WORK TO COMPLETE:
Could you return the data below exactly as it appears?

Items from an interface collection:
/---

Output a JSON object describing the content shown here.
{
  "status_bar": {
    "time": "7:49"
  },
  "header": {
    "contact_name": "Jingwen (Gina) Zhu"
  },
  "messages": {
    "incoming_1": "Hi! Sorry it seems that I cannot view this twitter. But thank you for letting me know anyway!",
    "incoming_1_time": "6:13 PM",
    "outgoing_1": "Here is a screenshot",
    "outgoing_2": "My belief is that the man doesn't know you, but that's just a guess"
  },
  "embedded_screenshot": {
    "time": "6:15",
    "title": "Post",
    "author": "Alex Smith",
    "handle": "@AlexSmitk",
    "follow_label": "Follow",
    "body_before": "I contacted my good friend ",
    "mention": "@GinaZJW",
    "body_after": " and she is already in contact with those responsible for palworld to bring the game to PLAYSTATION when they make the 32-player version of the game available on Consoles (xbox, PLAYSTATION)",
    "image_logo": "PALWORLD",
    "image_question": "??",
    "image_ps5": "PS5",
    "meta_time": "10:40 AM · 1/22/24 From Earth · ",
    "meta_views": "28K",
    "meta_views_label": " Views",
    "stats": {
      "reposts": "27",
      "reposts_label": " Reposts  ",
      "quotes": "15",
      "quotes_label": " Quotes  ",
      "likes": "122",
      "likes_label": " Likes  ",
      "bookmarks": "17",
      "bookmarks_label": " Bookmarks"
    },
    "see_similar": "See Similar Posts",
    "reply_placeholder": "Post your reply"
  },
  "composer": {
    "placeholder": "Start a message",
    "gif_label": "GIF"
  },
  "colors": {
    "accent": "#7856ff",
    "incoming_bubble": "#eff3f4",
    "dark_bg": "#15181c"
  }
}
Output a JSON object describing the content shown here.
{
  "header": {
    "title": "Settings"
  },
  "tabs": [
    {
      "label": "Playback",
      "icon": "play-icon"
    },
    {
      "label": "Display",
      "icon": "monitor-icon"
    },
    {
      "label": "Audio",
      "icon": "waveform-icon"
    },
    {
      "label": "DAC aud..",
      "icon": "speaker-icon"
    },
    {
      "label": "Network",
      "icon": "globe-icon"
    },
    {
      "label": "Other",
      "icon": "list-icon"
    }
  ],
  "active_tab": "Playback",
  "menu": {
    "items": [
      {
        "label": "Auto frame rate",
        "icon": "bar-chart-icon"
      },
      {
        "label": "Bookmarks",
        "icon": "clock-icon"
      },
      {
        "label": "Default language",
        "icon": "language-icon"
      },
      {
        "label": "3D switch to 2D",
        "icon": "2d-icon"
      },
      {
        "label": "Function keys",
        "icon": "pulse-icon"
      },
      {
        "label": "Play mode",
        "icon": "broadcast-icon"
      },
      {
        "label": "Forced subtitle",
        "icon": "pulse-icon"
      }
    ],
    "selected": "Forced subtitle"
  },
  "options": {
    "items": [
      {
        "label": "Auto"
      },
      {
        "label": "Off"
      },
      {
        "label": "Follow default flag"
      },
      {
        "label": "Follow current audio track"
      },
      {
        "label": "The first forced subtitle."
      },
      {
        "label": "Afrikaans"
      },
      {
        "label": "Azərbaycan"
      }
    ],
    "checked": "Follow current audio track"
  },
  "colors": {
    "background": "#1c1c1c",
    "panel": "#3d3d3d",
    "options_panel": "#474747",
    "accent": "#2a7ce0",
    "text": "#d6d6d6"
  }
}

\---

OUTPUT:
Output a JSON object describing the content shown here.
{
  "status_bar": {
    "time": "7:49"
  },
  "header": {
    "contact_name": "Jingwen (Gina) Zhu"
  },
  "messages": {
    "incoming_1": "Hi! Sorry it seems that I cannot view this twitter. But thank you for letting me know anyway!",
    "incoming_1_time": "6:13 PM",
    "outgoing_1": "Here is a screenshot",
    "outgoing_2": "My belief is that the man doesn't know you, but that's just a guess"
  },
  "embedded_screenshot": {
    "time": "6:15",
    "title": "Post",
    "author": "Alex Smith",
    "handle": "@AlexSmitk",
    "follow_label": "Follow",
    "body_before": "I contacted my good friend ",
    "mention": "@GinaZJW",
    "body_after": " and she is already in contact with those responsible for palworld to bring the game to PLAYSTATION when they make the 32-player version of the game available on Consoles (xbox, PLAYSTATION)",
    "image_logo": "PALWORLD",
    "image_question": "??",
    "image_ps5": "PS5",
    "meta_time": "10:40 AM · 1/22/24 From Earth · ",
    "meta_views": "28K",
    "meta_views_label": " Views",
    "stats": {
      "reposts": "27",
      "reposts_label": " Reposts  ",
      "quotes": "15",
      "quotes_label": " Quotes  ",
      "likes": "122",
      "likes_label": " Likes  ",
      "bookmarks": "17",
      "bookmarks_label": " Bookmarks"
    },
    "see_similar": "See Similar Posts",
    "reply_placeholder": "Post your reply"
  },
  "composer": {
    "placeholder": "Start a message",
    "gif_label": "GIF"
  },
  "colors": {
    "accent": "#7856ff",
    "incoming_bubble": "#eff3f4",
    "dark_bg": "#15181c"
  }
}
Output a JSON object describing the content shown here.
{
  "header": {
    "title": "Settings"
  },
  "tabs": [
    {
      "label": "Playback",
      "icon": "play-icon"
    },
    {
      "label": "Display",
      "icon": "monitor-icon"
    },
    {
      "label": "Audio",
      "icon": "waveform-icon"
    },
    {
      "label": "DAC aud..",
      "icon": "speaker-icon"
    },
    {
      "label": "Network",
      "icon": "globe-icon"
    },
    {
      "label": "Other",
      "icon": "list-icon"
    }
  ],
  "active_tab": "Playback",
  "menu": {
    "items": [
      {
        "label": "Auto frame rate",
        "icon": "bar-chart-icon"
      },
      {
        "label": "Bookmarks",
        "icon": "clock-icon"
      },
      {
        "label": "Default language",
        "icon": "language-icon"
      },
      {
        "label": "3D switch to 2D",
        "icon": "2d-icon"
      },
      {
        "label": "Function keys",
        "icon": "pulse-icon"
      },
      {
        "label": "Play mode",
        "icon": "broadcast-icon"
      },
      {
        "label": "Forced subtitle",
        "icon": "pulse-icon"
      }
    ],
    "selected": "Forced subtitle"
  },
  "options": {
    "items": [
      {
        "label": "Auto"
      },
      {
        "label": "Off"
      },
      {
        "label": "Follow default flag"
      },
      {
        "label": "Follow current audio track"
      },
      {
        "label": "The first forced subtitle."
      },
      {
        "label": "Afrikaans"
      },
      {
        "label": "Azərbaycan"
      }
    ],
    "checked": "Follow current audio track"
  },
  "colors": {
    "background": "#1c1c1c",
    "panel": "#3d3d3d",
    "options_panel": "#474747",
    "accent": "#2a7ce0",
    "text": "#d6d6d6"
  }
}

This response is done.